* **Source material**
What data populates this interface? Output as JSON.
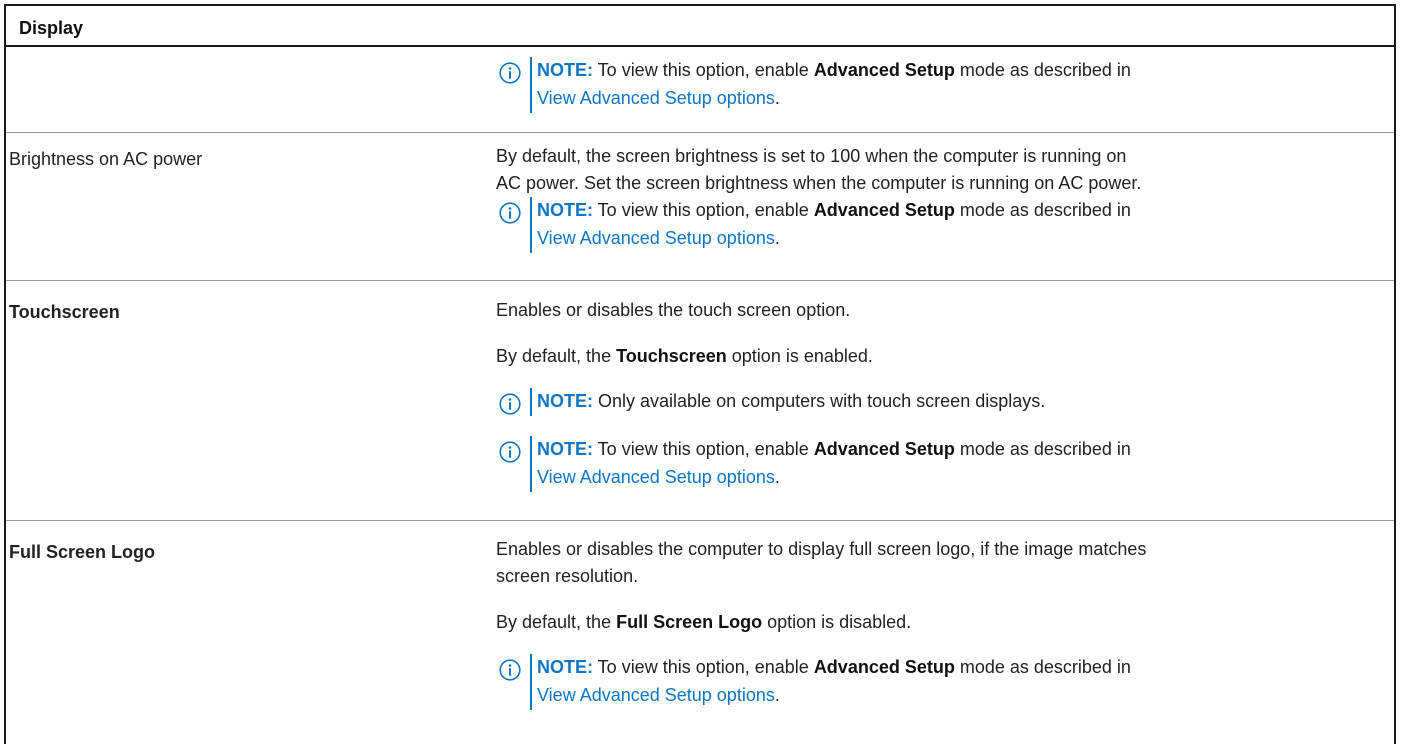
{
  "header": {
    "title": "Display"
  },
  "note_common": {
    "label": "NOTE:",
    "text_before": " To view this option, enable ",
    "bold": "Advanced Setup",
    "text_after": " mode as described in",
    "link": "View Advanced Setup options",
    "period": "."
  },
  "rows": [
    {
      "label": "",
      "notes": [
        "advanced"
      ]
    },
    {
      "label": "Brightness on AC power",
      "desc": [
        "By default, the screen brightness is set to 100 when the computer is running on",
        "AC power. Set the screen brightness when the computer is running on AC power."
      ]
    },
    {
      "label": "Touchscreen",
      "desc1": "Enables or disables the touch screen option.",
      "desc2_before": "By default, the ",
      "desc2_bold": "Touchscreen",
      "desc2_after": " option is enabled.",
      "note_only": "Only available on computers with touch screen displays."
    },
    {
      "label": "Full Screen Logo",
      "desc": [
        "Enables or disables the computer to display full screen logo, if the image matches",
        "screen resolution."
      ],
      "desc2_before": "By default, the ",
      "desc2_bold": "Full Screen Logo",
      "desc2_after": " option is disabled."
    }
  ],
  "colors": {
    "accent": "#0e75c4",
    "text": "#222222",
    "border": "#1a1a1a"
  },
  "icon_names": [
    "info-icon"
  ]
}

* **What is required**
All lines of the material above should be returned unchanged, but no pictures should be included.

* **Output of the exercise**
What data populates this interface? Output as JSON.
{
  "header": {
    "title": "Display"
  },
  "note_common": {
    "label": "NOTE:",
    "text_before": " To view this option, enable ",
    "bold": "Advanced Setup",
    "text_after": " mode as described in",
    "link": "View Advanced Setup options",
    "period": "."
  },
  "rows": [
    {
      "label": "",
      "notes": [
        "advanced"
      ]
    },
    {
      "label": "Brightness on AC power",
      "desc": [
        "By default, the screen brightness is set to 100 when the computer is running on",
        "AC power. Set the screen brightness when the computer is running on AC power."
      ]
    },
    {
      "label": "Touchscreen",
      "desc1": "Enables or disables the touch screen option.",
      "desc2_before": "By default, the ",
      "desc2_bold": "Touchscreen",
      "desc2_after": " option is enabled.",
      "note_only": "Only available on computers with touch screen displays."
    },
    {
      "label": "Full Screen Logo",
      "desc": [
        "Enables or disables the computer to display full screen logo, if the image matches",
        "screen resolution."
      ],
      "desc2_before": "By default, the ",
      "desc2_bold": "Full Screen Logo",
      "desc2_after": " option is disabled."
    }
  ],
  "colors": {
    "accent": "#0e75c4",
    "text": "#222222",
    "border": "#1a1a1a"
  },
  "icon_names": [
    "info-icon"
  ]
}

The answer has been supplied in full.